Sentinel Node Biopsy for Melanoma

What is a "sentinel" node?

A melanoma has the ability to spread to lymph nodes. This does not always happen, but when it does we want to be able to find and remove these lymph nodes. We have recently learned that in each individual case, there is a certain lymph node that a melanoma will spread to first before it spreads to any of the other nodes. This first node is called the sentinel node. It has been recently demonstrated that if the sentinel node is free of cancer, all the other lymph nodes will most probably be free of cancer as well.

This fact is being used to help us evaluate whether a melanoma has spread to the lymph glands in the armpit, groin or neck. By injecting a slightly radioactive substance into the area around the melanoma site, we can see which lymph glands concentrate this substance; this is called sentinel node mapping. This allows us to selectively biopsy those nodes. The biopsy itself is called a sentinel node biopsy.

For melanomas on the arms or legs, it is usually clear which lymph node area might be involved. For melanomas on the head, neck, chest or abdomen a melanoma can spread to several different areas, so sentinel node mapping is especially valuable. There may be between one and five sentinel nodes. Because we only remove a small number of sentinel nodes the pathologist performs a very detailed examination of these nodes. Because of this more detailed examination, we can learn more information about these few nodes than we may learn from the larger number that are removed in a complete node removal.

There are two reasons that sentinel node biopsy is considered beneficial for a patient:

1. The sentinel nodes are examined in a more detailed fashion.
2. We are able to do only a sentinel node biopsy in some patients, and avoid a complete node dissection.

How is the sentinel node mapping done?
About an hour before we plan to start the operation the radiologist injects the area around the site of the melanoma with a small amount of substance we call a radionucleotide. This substance will travel to the sentinel node and make that node slightly radioactive.

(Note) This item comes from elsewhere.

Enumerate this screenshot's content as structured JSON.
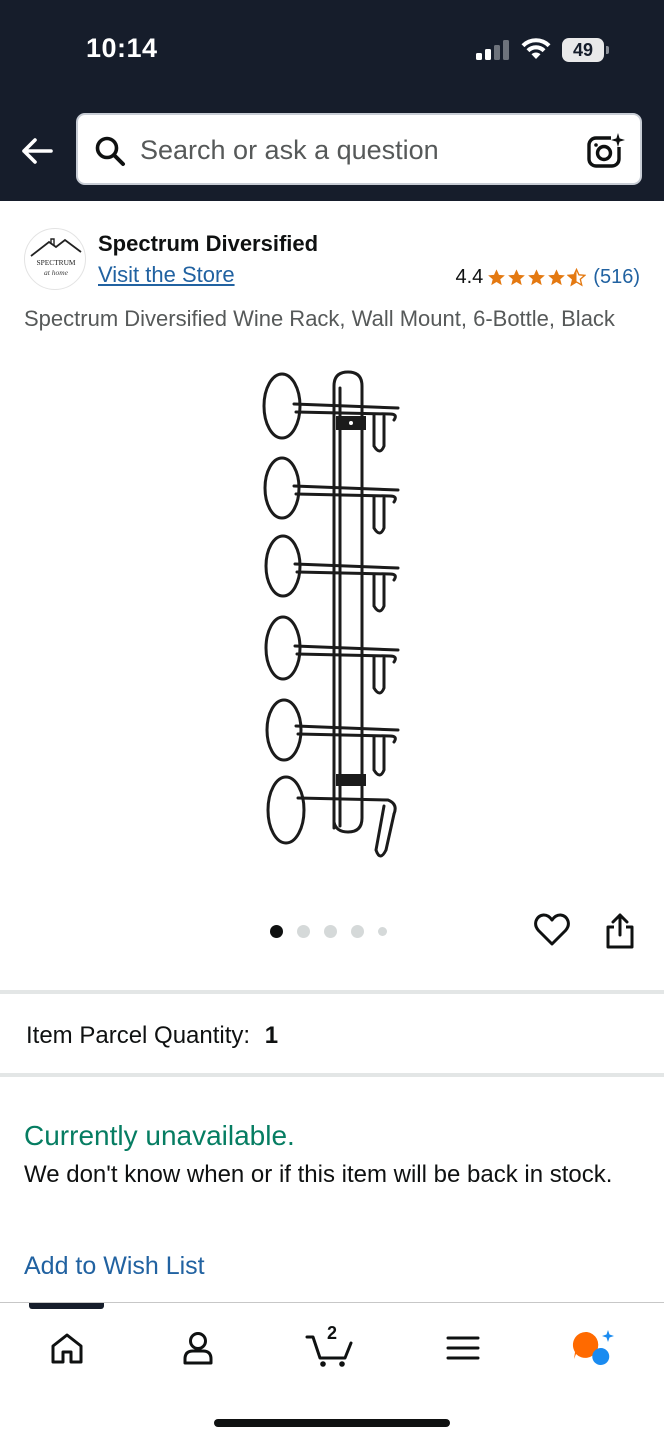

After the injection, a lymphoscintogram will be done to see which lymph glands have concentrated the radionucleotide. This will give us a general idea of which lymph glands we have to be prepared to biopsy.

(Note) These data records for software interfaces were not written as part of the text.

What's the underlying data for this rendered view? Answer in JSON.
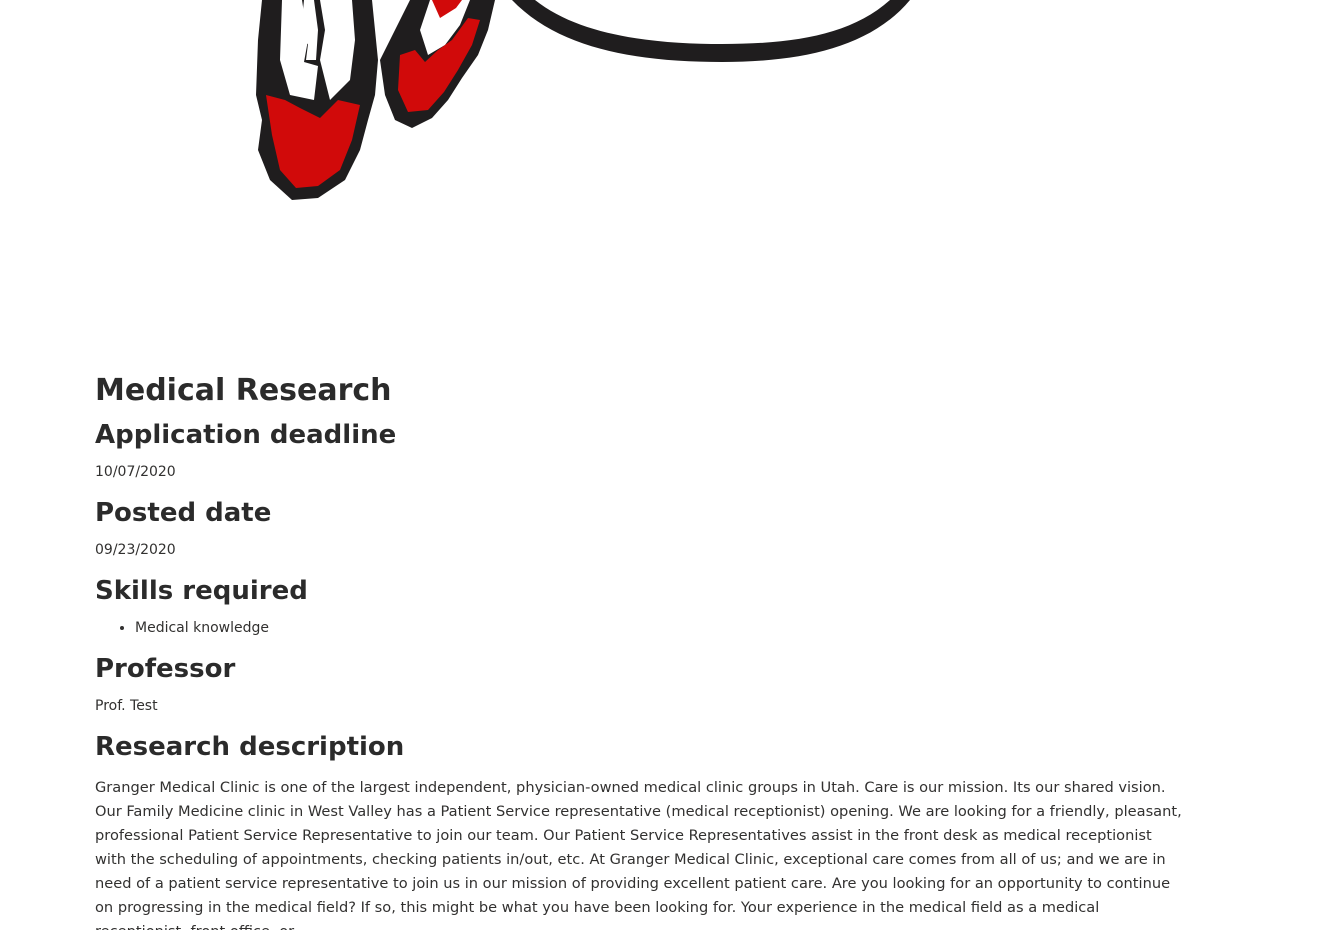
{
  "logo": {
    "icon": "feather-circle-logo-icon",
    "colors": {
      "red": "#d10a0a",
      "black": "#1f1d1e"
    }
  },
  "title": "Medical Research",
  "sections": {
    "deadline": {
      "heading": "Application deadline",
      "value": "10/07/2020"
    },
    "posted": {
      "heading": "Posted date",
      "value": "09/23/2020"
    },
    "skills": {
      "heading": "Skills required",
      "items": [
        "Medical knowledge"
      ]
    },
    "professor": {
      "heading": "Professor",
      "value": "Prof. Test"
    },
    "description": {
      "heading": "Research description",
      "text": "Granger Medical Clinic is one of the largest independent, physician-owned medical clinic groups in Utah. Care is our mission. Its our shared vision. Our Family Medicine clinic in West Valley has a Patient Service representative (medical receptionist) opening. We are looking for a friendly, pleasant, professional Patient Service Representative to join our team. Our Patient Service Representatives assist in the front desk as medical receptionist with the scheduling of appointments, checking patients in/out, etc. At Granger Medical Clinic, exceptional care comes from all of us; and we are in need of a patient service representative to join us in our mission of providing excellent patient care. Are you looking for an opportunity to continue on progressing in the medical field? If so, this might be what you have been looking for. Your experience in the medical field as a medical receptionist, front office, or"
    }
  }
}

There are four parts to the operation:

1. Location and biopsy of the sentinel node. This is done using a hand held Gamma Probe (which is like a Geiger counter) to find the radioactive nodes.
2. A frozen section of this will be done and the pathologist will let us know if he sees cancer in the sentinel node(s).
3. The melanoma will be removed (unless this has already been done during another procedure).
4. The remainder of the lymph glands will be removed in the area around the sentinel node in some situations.

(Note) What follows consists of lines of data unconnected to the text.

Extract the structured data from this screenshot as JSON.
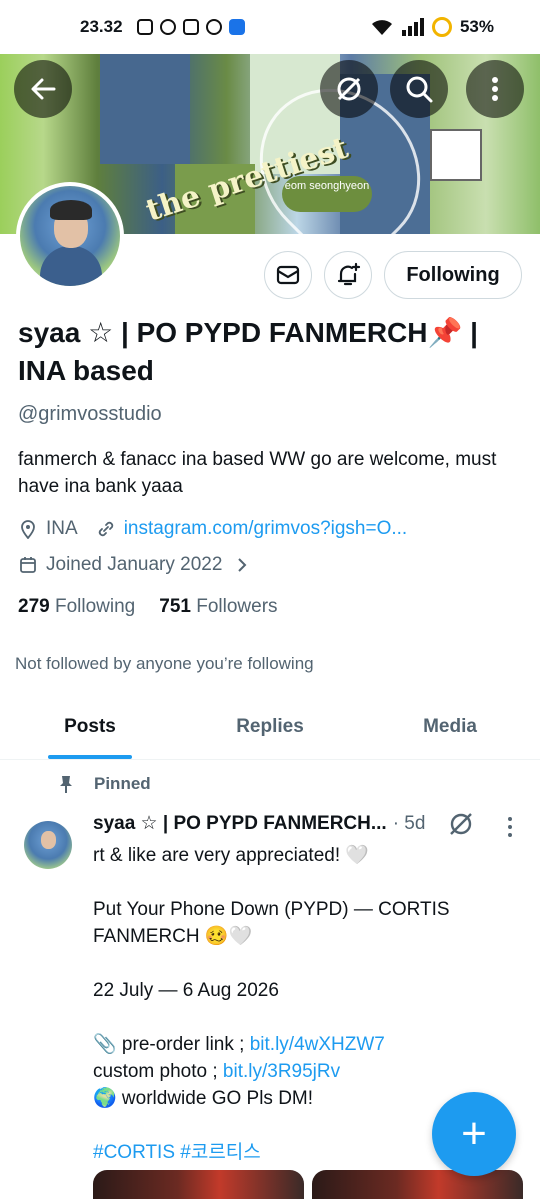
{
  "status_bar": {
    "time": "23.32",
    "battery": "53%"
  },
  "banner": {
    "script_text": "the prettiest",
    "tag_text": "eom seonghyeon"
  },
  "profile": {
    "name": "syaa ☆ | PO PYPD FANMERCH📌 | INA based",
    "handle": "@grimvosstudio",
    "bio": "fanmerch & fanacc ina based  WW go are welcome, must have ina bank yaaa",
    "location": "INA",
    "website": "instagram.com/grimvos?igsh=O...",
    "joined": "Joined January 2022",
    "following_count": "279",
    "following_label": "Following",
    "followers_count": "751",
    "followers_label": "Followers",
    "not_followed": "Not followed by anyone you’re following",
    "follow_button": "Following"
  },
  "tabs": [
    "Posts",
    "Replies",
    "Media"
  ],
  "tweet": {
    "pinned_label": "Pinned",
    "name": "syaa ☆ | PO PYPD FANMERCH...",
    "time": "· 5d",
    "lines": [
      "rt & like are very appreciated! 🤍",
      "",
      "Put Your Phone Down (PYPD) — CORTIS",
      "FANMERCH 🥴🤍",
      "",
      "22 July — 6 Aug 2026",
      "",
      "📎 pre-order link ; ",
      "custom photo ; ",
      "🌍 worldwide GO Pls DM!",
      "",
      ""
    ],
    "link1": "bit.ly/4wXHZW7",
    "link2": "bit.ly/3R95jRv",
    "hashtags": "#CORTIS #코르티스"
  },
  "fab_label": "+"
}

The pathologist will continue to process the lymph nodes after the surgery and will issue a final report in two to three days. It is possible that he will not find cancer in the lymph nodes on frozen section, but will find evidence of cancer on his additional studies.